Coach Kieran Crowley and Canada’s men’s national rugby team will face Ireland Satirdau at BMO Field in Toronto. (file photo) (Neil Davidson/THE CANADIAN PRESS)

Paul Attfield

Canadian rugby coach has a headache, ‘which is great’ Add to ...

They say good things come in threes, and for the Canadian men’s rugby team, the old adage certainly rings true.

Canada is riding high after consecutive wins over the United States, Fiji and, most recently, Tonga, and on each occasion turned to a different outside half to get the job done.

While squad depth has long been one of the program’s chief concerns when matching up with the big boys of world rugby, the trio of Harry Jones, Liam Underwood and Nathan Hiriyama has given Canadian head coach Kieran Crowley something of a headache heading into Saturday’s Test match with Ireland at BMO Field in Toronto.

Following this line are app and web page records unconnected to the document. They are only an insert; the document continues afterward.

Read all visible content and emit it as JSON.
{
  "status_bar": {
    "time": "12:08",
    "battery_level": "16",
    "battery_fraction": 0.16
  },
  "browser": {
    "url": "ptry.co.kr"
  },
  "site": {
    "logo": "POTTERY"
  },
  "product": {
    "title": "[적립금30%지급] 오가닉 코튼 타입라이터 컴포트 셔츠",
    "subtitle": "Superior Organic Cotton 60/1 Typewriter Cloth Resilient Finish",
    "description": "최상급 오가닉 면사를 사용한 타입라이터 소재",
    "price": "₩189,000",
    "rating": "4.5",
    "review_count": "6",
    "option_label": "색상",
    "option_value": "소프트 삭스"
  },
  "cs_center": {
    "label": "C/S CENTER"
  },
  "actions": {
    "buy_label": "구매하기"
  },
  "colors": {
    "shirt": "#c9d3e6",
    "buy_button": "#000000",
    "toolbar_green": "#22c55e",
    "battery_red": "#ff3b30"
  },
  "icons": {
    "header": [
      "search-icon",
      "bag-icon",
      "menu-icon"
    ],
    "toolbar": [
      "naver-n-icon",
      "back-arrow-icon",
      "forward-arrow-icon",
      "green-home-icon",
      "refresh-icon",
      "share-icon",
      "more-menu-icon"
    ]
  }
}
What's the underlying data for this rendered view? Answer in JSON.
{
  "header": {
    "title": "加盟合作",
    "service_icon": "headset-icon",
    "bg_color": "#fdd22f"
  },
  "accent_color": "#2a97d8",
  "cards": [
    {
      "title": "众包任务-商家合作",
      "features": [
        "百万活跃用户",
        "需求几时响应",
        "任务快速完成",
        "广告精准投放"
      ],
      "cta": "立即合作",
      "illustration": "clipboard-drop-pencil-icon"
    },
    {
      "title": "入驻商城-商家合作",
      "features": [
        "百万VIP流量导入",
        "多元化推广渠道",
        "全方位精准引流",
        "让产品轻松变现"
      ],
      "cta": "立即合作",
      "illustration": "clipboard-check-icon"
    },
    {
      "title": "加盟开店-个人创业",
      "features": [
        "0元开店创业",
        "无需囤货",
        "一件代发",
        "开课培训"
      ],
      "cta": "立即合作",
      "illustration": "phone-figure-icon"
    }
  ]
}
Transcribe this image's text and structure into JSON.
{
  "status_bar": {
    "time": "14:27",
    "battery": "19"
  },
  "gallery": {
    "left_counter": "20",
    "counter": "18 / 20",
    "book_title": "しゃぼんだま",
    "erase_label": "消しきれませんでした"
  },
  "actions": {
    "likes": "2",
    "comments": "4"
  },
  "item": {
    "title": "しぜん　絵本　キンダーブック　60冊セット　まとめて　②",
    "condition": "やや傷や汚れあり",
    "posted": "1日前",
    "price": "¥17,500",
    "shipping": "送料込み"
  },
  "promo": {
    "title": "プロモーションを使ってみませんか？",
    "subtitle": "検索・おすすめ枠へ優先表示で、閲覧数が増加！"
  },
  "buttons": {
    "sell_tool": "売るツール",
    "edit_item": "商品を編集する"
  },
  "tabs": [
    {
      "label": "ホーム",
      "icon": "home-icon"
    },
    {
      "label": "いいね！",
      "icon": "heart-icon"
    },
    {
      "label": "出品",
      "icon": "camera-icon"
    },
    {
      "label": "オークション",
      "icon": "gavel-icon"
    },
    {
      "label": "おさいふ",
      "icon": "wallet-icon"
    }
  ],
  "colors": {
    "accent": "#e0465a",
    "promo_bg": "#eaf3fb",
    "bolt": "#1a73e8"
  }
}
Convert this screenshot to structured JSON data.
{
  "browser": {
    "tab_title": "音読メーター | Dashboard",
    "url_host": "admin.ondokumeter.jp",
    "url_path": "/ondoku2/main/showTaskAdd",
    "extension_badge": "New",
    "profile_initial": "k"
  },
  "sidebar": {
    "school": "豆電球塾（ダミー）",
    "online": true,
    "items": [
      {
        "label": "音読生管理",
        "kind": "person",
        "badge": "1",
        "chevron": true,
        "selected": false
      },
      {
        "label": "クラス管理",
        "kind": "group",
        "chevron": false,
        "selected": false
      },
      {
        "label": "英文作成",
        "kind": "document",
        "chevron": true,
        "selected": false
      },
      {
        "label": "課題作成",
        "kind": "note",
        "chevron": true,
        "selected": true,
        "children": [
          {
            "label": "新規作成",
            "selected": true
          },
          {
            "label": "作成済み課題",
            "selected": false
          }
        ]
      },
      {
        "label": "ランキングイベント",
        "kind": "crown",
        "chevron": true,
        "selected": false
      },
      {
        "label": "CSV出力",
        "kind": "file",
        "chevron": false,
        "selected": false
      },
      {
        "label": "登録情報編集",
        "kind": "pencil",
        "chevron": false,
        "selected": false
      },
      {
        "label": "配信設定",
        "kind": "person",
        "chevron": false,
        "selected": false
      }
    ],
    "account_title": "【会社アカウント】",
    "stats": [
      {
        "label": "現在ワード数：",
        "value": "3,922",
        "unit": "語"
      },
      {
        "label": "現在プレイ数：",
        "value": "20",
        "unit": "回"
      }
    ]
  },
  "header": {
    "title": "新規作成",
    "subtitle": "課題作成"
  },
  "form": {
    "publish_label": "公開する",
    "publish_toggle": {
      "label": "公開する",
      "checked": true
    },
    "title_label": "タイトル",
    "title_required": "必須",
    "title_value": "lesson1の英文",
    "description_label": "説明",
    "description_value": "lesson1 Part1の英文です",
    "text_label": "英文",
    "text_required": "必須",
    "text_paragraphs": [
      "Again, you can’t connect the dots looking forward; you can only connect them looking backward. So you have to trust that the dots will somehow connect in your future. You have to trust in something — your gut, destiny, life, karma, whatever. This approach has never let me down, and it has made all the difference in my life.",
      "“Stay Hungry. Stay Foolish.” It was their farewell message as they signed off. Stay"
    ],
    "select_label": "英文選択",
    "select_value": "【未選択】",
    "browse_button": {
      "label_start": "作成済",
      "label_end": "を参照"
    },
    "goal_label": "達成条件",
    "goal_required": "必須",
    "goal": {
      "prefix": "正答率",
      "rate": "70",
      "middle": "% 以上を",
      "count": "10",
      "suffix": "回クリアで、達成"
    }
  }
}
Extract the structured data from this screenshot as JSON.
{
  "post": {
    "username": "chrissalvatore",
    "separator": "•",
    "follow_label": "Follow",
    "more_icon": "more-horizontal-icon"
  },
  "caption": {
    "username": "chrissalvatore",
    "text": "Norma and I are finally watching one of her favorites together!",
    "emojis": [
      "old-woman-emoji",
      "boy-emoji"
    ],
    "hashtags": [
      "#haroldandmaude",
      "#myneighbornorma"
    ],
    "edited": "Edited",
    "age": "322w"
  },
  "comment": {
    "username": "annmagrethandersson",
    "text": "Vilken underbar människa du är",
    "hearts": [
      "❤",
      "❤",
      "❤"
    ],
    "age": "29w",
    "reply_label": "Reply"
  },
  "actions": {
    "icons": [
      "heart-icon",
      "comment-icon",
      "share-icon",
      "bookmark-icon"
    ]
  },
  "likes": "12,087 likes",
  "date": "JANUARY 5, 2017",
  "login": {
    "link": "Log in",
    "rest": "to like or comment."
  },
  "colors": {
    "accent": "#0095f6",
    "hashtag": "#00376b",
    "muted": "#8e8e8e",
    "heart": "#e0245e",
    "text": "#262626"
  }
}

“If you look at the last game, Nathan Hiriyama, he takes the ball to the line really well, he’s a sevens players and he has that sort of game,” Crowley said on Tuesday. “Liam Underwood … I thought he brought a calm disposition to the game, and Harry in the first game, I thought he was a combination of both of them.

“So they’ve all brought something a little bit different and it’s put the pressure back on us for selection, which is great.”

While wingers get the lion’s share of the glory when it comes to scoring tries, fly half is in many ways the glamour position of the sport, and the bearer of the No. 10 shirt plays a vital role in directing the line of attack and affecting the outcomes of games. Just ask any New Zealander or Englishman how his team would have fared without the on-field presence of Dan Carter and Jonny Wilkinson, respectively, for much of the last 10 years.

“I always use the analogy of a quarterback and I still think there’s an element of that, although it’s less and less as the teams are more and more organized and better drilled, but it’s still the player who can dictate or decide where the ball’s going to go,” said former fly half Gareth Rees, Canada’s leading scorer.

“So they’re charged with carrying out the game plan, but there’s still decisions to make along the way. It’s different than when I played, but it’s still challenging, I think. There’s a lot of components to it. Defence now, you can’t hide a player in defence now, you have to play a full role there, and if you don’t, teams will find you out.”

Case in point was the 22-year-old Underwood, who made a phenomenal 13 tackles in his first start for Canada in the win over Fiji, lending a physical presence that Rees considered vital to the 20-18 win over the hard-tackling Pacific Islanders. But the current Canadian team manager was in no way stockpiling all the praise for the newcomer.

“I look at games we’ve won in the last couple of years and a better performance by our fly half than theirs has generally contributed to that,” Rees said.

Whoever is selected to start on Saturday will be in tough against his opposite number from the Emerald Isle. With star fly half Jonathan Sexton one of 10 Irish regulars involved with the British and Irish Lions tour to Australia, 24-year-old Ian Madigan had big shoes to fill in his first start for Ireland last weekend, but did so with aplomb, kicking all his country’s points in a hard-fought 15-12 win over the United States.

“Mads is a super footballer,” Peter O’Mahoney, Ireland’s tour captain, said. “He was Leinster’s player of the year this year and he got into a couple of Tests.

“I think he was really cool under pressure last week, obviously the game ended up quite close, but between himself, myself [and a few others], there was a never a sense that anyone was getting panicked.”

Exactly the kind of qualities Crowley will need from his own No. 10, and many around him, if Canada is to pull off a surprise first Test win over Ireland.

Report Typo/Error

Follow on Twitter: @paulattfield

Next story




Most popular videos »

More from The Globe and Mail

Most popular